What is being asked: From the entries that follow, copy each line containing the word "icon".

Records for this task:
Content starts
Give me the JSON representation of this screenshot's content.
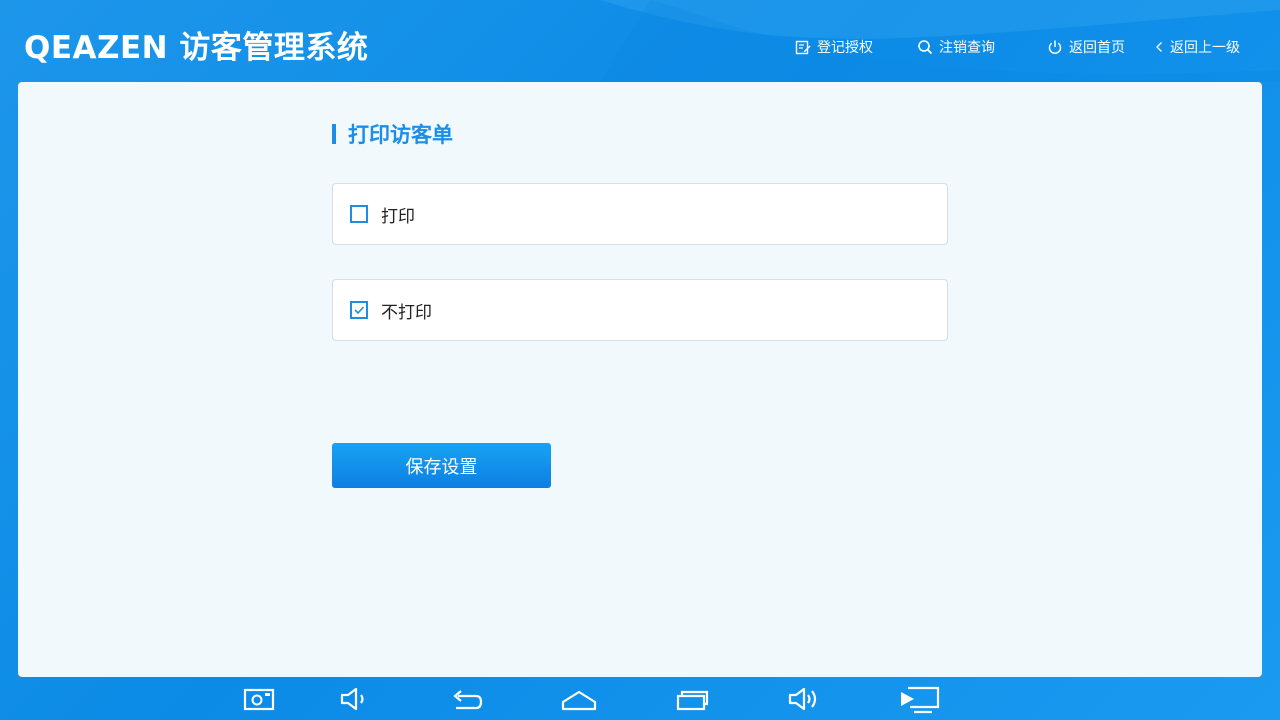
{
  "app": {
    "title": "QEAZEN 访客管理系统"
  },
  "header": {
    "nav": [
      {
        "label": "登记授权",
        "icon": "edit-icon"
      },
      {
        "label": "注销查询",
        "icon": "search-icon"
      },
      {
        "label": "返回首页",
        "icon": "power-icon"
      },
      {
        "label": "返回上一级",
        "icon": "chevron-left-icon"
      }
    ]
  },
  "main": {
    "section_title": "打印访客单",
    "options": [
      {
        "label": "打印",
        "checked": false
      },
      {
        "label": "不打印",
        "checked": true
      }
    ],
    "save_label": "保存设置"
  },
  "sysbar": {
    "buttons": [
      "screenshot-icon",
      "volume-down-icon",
      "back-icon",
      "home-icon",
      "recents-icon",
      "volume-up-icon",
      "screen-cast-icon"
    ]
  },
  "colors": {
    "accent": "#1b8fe8",
    "header_bg": "#0b8be6",
    "panel_bg": "#f2f9fc"
  }
}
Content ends
Result:
        "icon": "edit-icon"
        "icon": "search-icon"
        "icon": "power-icon"
        "icon": "chevron-left-icon"
      "screenshot-icon",
      "volume-down-icon",
      "back-icon",
      "home-icon",
      "recents-icon",
      "volume-up-icon",
      "screen-cast-icon"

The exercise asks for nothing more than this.